This morning I went to my first reading of the Edinburgh Book Festival, where I was greeted at the Spiegeltent by a man wielding free coffee. I have never been more pleased to see anyone – I really needed some coffee. I didn’t realize how much until I tried to milk it with another jug of coffee, at which point someone asked me if I was there from The Scotsman. I take heart that whoever is covering the book festival from there is as dazed and confused as I am first thing.
Suitably caffeined I sat down to await the arrival of the author, Joe Dunthorne (probably best known for his first novel, Submarine, which was made into a film this year starring Paddy Considine and Maria out of the Sarah Jane Adventures). All around me people were reading; which is a truly beautiful thing but it made me feel like a bit of a freak because I was scribbling away in a notebook. In red ink, no less. I consoled myself with the fact that some of the best novels are written in red ink, even though I have no evidence to support such a statement.
Then the man himself appeared, optimistically clad in shorts, and explained a bit about the reading he was going to do from his new book, Wild Abandon.

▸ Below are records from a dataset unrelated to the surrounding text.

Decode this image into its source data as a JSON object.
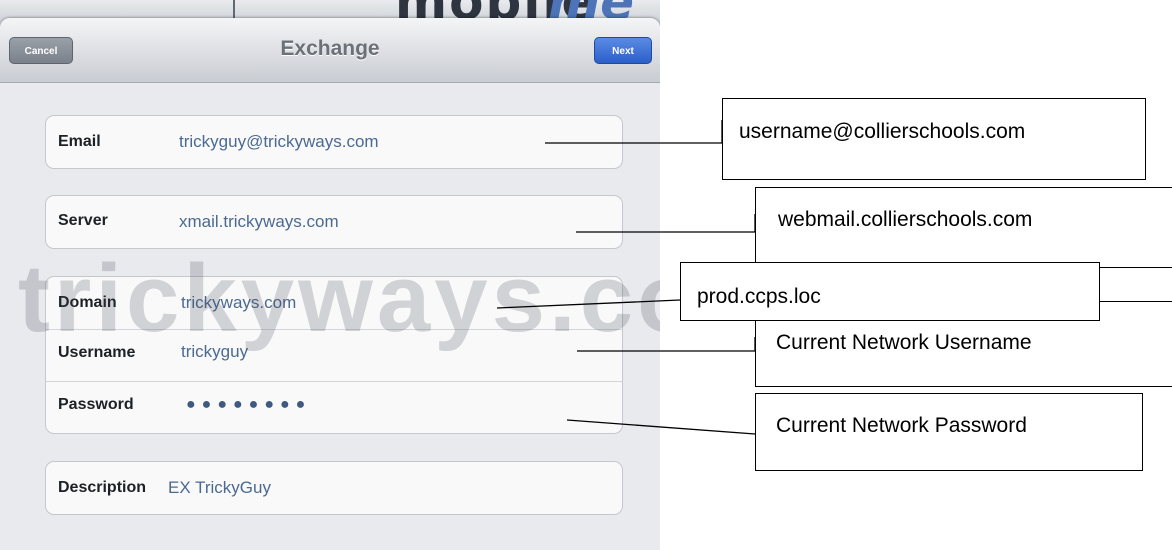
{
  "nav": {
    "title": "Exchange",
    "cancel_label": "Cancel",
    "next_label": "Next"
  },
  "watermark": "trickyways.com",
  "fields": {
    "email": {
      "label": "Email",
      "value": "trickyguy@trickyways.com"
    },
    "server": {
      "label": "Server",
      "value": "xmail.trickyways.com"
    },
    "domain": {
      "label": "Domain",
      "value": "trickyways.com"
    },
    "username": {
      "label": "Username",
      "value": "trickyguy"
    },
    "password": {
      "label": "Password",
      "value": "●●●●●●●●"
    },
    "description": {
      "label": "Description",
      "value": "EX TrickyGuy"
    }
  },
  "annotations": {
    "email": "username@collierschools.com",
    "server": "webmail.collierschools.com",
    "domain": "prod.ccps.loc",
    "username": "Current Network Username",
    "password": "Current Network Password"
  }
}
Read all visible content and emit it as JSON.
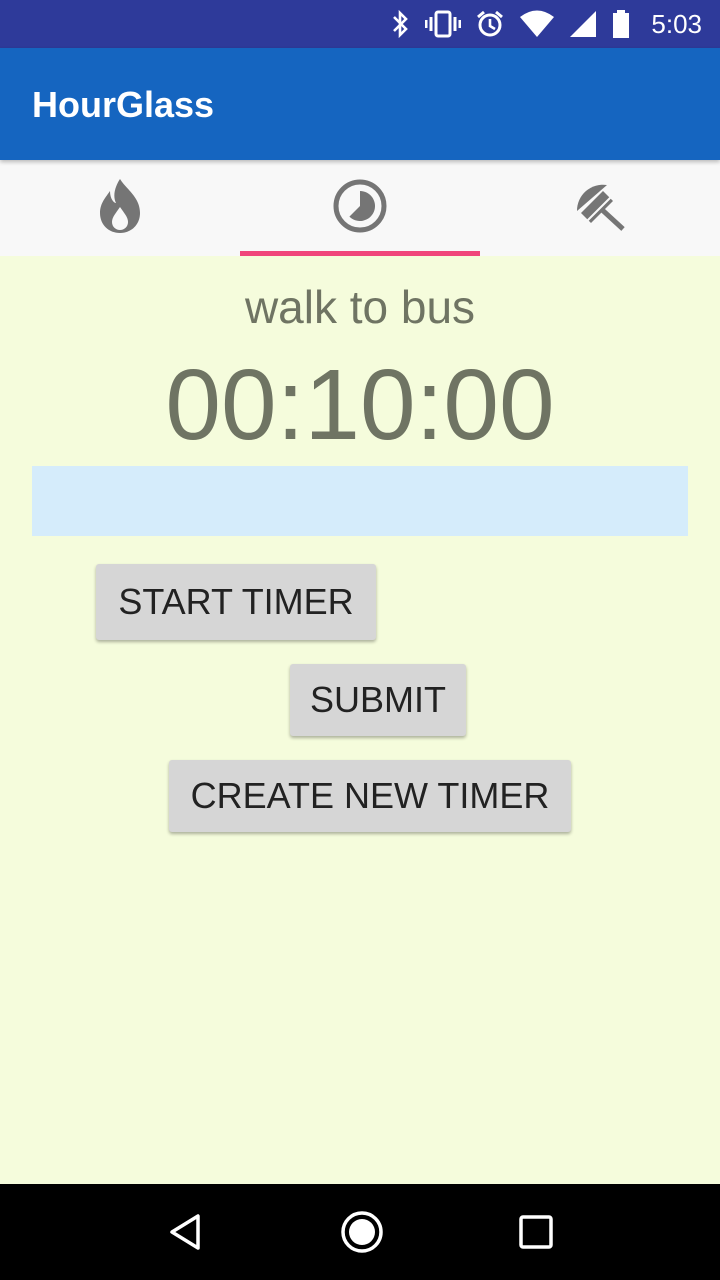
{
  "status_bar": {
    "time": "5:03",
    "icons": [
      "bluetooth-icon",
      "vibrate-icon",
      "alarm-icon",
      "wifi-icon",
      "cell-signal-icon",
      "battery-icon"
    ]
  },
  "app": {
    "title": "HourGlass",
    "colors": {
      "status_bar": "#2e3a9a",
      "app_bar": "#1565c0",
      "tab_indicator": "#f0457b",
      "background": "#f5fcdc",
      "input_bg": "#d5ecfb",
      "timer_text": "#6f7463"
    }
  },
  "tabs": [
    {
      "icon": "flame-icon",
      "active": false
    },
    {
      "icon": "timer-pie-icon",
      "active": true
    },
    {
      "icon": "umbrella-icon",
      "active": false
    }
  ],
  "timer": {
    "name": "walk to bus",
    "value": "00:10:00"
  },
  "input": {
    "value": "",
    "placeholder": ""
  },
  "buttons": {
    "start": "START TIMER",
    "submit": "SUBMIT",
    "create": "CREATE NEW TIMER"
  },
  "nav": {
    "icons": [
      "back-icon",
      "home-icon",
      "recents-icon"
    ]
  }
}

The scene was based in a commune in the Gower in South Wales, he said, and contained a lot of different characters (as is the nature of such places).
It was really good. Continue reading